Many auto union contacts were drawn up several decades ago, when the management was not thinking too far into the future. Once the time came to pay the retirement benefits described by the aforementioned contracts, the companies began to experience financial difficulties. It is not right that a union contact can bring a corporation to its knees, hurting its creditors, investors, current employees and taxpayers.
It is my opinion that automobile unions have become much too powerful. Their demands cost automobile companies vast amounts of money. When they go out on strike, this also costs money, while vehicles are not being produced. During these hard times, when so many would like to have a job of any kind, I feel that the auto workers sometimes demand too much, and the cost of these demands is passed on to the consumer through higher automobile prices.
The problems with auto companies come from a failure in leadership and a cozy relationship with the oil industry. Auto unions are necessary to ensure competitive wages and good working conditions for employees. If we want to improve the auto industry, we need to make sure its leadership is looking to the future, rather than the present.
Most of America's history, with its tumults and its peaceful times, falls upon the backs of the unions. While political leaders and public opinion may fail the worker, the one constant has been the worker's ability to organize and fight for his right to fair wages and working conditions. The auto unions can not possess too much power in this country, because they are doing the bidding of the people. They are run democratically and they should, by right, hold more sway than a group of men in a boardroom. The American way is democracy, not oligarchy, and unions are far more democratic than the oligarchical corporations that oppose them.

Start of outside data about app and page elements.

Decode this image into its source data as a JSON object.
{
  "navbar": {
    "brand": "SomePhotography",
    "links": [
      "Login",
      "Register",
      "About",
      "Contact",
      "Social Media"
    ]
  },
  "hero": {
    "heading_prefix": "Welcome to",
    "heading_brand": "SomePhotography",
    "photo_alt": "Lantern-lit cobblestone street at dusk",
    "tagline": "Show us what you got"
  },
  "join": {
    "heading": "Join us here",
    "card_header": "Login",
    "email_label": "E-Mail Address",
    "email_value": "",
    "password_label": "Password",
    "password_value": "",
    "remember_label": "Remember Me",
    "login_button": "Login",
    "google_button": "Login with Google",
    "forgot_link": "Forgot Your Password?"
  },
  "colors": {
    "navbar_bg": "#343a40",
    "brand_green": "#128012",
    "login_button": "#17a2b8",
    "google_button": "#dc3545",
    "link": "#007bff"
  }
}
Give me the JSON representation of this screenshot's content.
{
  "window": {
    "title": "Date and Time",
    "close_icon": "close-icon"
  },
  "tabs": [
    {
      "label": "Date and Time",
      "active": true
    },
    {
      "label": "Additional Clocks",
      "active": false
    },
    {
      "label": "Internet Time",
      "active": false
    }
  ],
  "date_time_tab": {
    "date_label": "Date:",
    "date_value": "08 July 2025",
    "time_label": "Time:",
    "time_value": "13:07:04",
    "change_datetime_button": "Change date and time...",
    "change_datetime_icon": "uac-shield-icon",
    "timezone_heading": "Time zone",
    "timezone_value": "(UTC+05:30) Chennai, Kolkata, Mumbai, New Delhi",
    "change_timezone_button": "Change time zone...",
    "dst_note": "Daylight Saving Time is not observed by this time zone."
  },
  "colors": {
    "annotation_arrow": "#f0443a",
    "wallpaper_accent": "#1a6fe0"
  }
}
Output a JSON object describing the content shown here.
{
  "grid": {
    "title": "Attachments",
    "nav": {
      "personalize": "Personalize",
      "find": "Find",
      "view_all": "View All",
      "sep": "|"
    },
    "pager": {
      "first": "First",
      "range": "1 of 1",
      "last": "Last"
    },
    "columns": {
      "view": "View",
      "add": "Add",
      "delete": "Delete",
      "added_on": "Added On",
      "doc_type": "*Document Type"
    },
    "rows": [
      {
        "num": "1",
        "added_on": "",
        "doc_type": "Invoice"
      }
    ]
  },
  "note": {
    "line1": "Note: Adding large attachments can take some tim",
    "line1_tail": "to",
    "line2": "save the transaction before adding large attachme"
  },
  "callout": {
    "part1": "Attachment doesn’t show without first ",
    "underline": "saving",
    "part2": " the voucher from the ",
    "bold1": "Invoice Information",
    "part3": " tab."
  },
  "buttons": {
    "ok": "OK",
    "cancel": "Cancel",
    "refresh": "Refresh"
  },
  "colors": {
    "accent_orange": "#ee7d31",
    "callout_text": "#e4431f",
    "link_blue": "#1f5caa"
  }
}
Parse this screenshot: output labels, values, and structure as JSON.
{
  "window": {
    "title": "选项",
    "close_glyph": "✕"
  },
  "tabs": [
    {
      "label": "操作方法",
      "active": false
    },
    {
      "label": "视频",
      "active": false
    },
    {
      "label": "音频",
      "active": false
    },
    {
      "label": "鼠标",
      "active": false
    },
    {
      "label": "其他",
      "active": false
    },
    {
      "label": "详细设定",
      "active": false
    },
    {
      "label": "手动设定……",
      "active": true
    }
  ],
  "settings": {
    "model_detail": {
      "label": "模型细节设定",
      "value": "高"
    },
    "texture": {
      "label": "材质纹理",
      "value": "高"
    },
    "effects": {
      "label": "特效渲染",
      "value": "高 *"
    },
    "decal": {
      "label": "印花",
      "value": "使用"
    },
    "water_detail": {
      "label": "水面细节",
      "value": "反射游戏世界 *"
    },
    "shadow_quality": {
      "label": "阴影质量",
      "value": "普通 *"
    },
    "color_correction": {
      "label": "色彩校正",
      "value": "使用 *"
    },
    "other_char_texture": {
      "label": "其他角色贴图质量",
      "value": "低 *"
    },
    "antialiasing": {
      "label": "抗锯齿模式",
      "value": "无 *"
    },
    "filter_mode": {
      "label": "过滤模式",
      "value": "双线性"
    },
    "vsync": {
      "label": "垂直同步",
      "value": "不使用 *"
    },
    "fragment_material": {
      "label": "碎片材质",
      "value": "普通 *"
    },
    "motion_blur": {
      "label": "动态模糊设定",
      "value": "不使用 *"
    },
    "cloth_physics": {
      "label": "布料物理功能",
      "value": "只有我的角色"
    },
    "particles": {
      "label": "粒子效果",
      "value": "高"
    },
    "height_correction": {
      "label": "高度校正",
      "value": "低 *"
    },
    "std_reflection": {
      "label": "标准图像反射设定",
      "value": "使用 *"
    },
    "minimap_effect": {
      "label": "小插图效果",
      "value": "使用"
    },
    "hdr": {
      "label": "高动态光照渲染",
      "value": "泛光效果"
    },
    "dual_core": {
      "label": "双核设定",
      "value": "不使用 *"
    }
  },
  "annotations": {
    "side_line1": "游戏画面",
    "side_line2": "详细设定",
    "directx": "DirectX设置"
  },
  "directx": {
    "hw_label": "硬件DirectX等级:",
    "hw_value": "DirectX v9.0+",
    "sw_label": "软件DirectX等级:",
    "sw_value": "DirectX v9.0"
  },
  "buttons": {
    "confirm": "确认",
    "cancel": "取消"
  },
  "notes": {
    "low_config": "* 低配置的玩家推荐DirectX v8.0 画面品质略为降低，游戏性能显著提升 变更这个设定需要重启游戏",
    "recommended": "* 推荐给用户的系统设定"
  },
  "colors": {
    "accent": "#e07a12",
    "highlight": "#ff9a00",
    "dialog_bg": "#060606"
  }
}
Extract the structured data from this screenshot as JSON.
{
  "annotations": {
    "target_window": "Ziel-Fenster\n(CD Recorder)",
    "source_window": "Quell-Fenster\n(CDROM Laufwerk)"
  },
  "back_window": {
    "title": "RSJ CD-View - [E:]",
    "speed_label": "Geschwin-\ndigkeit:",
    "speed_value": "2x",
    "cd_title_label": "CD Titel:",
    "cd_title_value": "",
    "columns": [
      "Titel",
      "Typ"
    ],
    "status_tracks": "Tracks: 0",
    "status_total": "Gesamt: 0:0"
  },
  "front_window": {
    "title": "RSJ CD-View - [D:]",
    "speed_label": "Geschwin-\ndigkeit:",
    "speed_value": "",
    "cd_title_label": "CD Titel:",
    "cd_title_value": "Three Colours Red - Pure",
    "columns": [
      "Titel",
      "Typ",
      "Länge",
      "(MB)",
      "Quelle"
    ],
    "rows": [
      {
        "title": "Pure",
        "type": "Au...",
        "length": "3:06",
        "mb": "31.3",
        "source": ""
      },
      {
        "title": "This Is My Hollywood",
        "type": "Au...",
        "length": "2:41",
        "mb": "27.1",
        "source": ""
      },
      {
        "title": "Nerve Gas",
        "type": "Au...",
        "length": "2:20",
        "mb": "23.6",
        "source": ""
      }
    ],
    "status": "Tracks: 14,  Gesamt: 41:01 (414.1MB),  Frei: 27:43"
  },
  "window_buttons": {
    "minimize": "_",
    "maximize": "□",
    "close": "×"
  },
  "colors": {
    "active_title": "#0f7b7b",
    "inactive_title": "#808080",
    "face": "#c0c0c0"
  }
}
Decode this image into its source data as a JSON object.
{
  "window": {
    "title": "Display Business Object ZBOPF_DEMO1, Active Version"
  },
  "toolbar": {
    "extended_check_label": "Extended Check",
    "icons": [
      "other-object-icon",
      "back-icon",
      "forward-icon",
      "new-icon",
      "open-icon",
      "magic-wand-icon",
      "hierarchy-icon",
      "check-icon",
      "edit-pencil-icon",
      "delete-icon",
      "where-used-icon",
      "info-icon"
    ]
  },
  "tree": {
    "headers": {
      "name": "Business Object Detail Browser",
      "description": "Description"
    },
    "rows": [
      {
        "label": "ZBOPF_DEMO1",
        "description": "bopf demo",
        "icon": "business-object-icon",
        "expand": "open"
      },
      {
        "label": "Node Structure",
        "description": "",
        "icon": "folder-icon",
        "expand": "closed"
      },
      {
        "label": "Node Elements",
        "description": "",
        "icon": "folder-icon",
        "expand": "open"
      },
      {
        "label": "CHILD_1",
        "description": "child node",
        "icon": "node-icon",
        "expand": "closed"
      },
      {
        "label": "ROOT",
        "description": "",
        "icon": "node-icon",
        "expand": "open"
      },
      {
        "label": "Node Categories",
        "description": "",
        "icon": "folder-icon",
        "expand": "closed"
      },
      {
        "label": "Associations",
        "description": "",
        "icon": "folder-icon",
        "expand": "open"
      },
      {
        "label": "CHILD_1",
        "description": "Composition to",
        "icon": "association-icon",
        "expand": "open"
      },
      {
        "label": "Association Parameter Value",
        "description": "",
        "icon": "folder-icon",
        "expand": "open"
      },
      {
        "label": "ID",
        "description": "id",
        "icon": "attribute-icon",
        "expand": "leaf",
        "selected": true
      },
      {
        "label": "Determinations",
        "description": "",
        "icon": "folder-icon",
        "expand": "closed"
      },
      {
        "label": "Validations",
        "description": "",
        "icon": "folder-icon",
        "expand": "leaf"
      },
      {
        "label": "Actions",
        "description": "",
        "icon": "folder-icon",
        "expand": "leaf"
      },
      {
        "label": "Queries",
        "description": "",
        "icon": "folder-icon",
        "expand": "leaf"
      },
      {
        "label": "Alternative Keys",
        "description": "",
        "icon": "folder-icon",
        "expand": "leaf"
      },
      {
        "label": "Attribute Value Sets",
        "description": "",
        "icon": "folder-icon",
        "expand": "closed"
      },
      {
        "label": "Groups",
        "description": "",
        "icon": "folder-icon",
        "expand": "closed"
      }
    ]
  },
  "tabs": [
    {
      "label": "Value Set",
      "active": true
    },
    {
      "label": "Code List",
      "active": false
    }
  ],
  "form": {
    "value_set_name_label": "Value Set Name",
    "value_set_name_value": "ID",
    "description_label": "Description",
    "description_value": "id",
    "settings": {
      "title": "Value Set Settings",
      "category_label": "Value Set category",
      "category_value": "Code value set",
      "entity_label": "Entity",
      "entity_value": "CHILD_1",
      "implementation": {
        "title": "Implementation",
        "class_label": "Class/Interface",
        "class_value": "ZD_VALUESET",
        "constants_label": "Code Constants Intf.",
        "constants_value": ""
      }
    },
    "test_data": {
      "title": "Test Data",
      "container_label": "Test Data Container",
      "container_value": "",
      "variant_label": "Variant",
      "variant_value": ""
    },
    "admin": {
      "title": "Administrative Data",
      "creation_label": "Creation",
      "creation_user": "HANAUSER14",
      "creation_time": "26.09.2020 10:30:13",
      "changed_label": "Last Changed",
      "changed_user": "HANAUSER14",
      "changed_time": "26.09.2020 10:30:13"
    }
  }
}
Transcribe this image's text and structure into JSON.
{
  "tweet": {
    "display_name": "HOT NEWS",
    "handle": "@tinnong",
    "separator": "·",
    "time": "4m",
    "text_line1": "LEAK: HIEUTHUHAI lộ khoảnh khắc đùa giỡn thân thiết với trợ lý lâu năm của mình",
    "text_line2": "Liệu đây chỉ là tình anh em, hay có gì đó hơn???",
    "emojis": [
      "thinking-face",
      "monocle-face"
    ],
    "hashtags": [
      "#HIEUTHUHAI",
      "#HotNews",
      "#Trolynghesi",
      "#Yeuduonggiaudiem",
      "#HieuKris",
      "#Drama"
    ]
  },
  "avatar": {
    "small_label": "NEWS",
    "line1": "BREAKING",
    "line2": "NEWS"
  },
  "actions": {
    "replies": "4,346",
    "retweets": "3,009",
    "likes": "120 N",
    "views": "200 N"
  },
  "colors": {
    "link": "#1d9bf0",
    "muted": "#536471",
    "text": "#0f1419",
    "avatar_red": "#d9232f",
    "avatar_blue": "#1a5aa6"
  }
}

Unions have lawyers that will stand up for their workers and keep them from being taken advantage of. If some of that power were taken away, their voice wouldn't be heard. They might have to accept unfair wages, or work in intolerable conditions, if there were no advocates.
I do not believe the auto unions have become too powerful. It may be true that many of the unions have become almost too successful in negotiating salaries and benefits for their members, I do not believe this indicates that they are "too powerful". For the unions to be considered too powerful, they would have to be dictating much more, such as who their members voted for in general elections, what employees succeed, which ones do not, who the management of a company would be, or other things that the management of a company should decide- what products to continue, what to discontinue.
As someone from the motor city, I believe that auto unions have kept wages too high which resulted in a lot of the economic problems within the industry. Unfortunately, when car sales are down, unions should not be demanding pay increases. I do believe that unions are beneficial and important, but they need to be realistic when times are tough.
Our auto unions have become spoiled and have destroyed their own livelihood. Our economic system cannot survive paying high school educated laborers $32 dollars an hour installing wickets on an assembly line. The unions have overpaid everyone, lowered their standards, prevented accountability in the workplace and as a result, destroyed the quality and reputation of American made vehicles. That in turn had a ripple effect on related industries and our economy. Unions were created to protect the employee, not to spoil, over-pay and pamper him. They have gotten too far away from the reason they were created. It's disgraceful that we cannot fire a person who is a bad employee because of a union.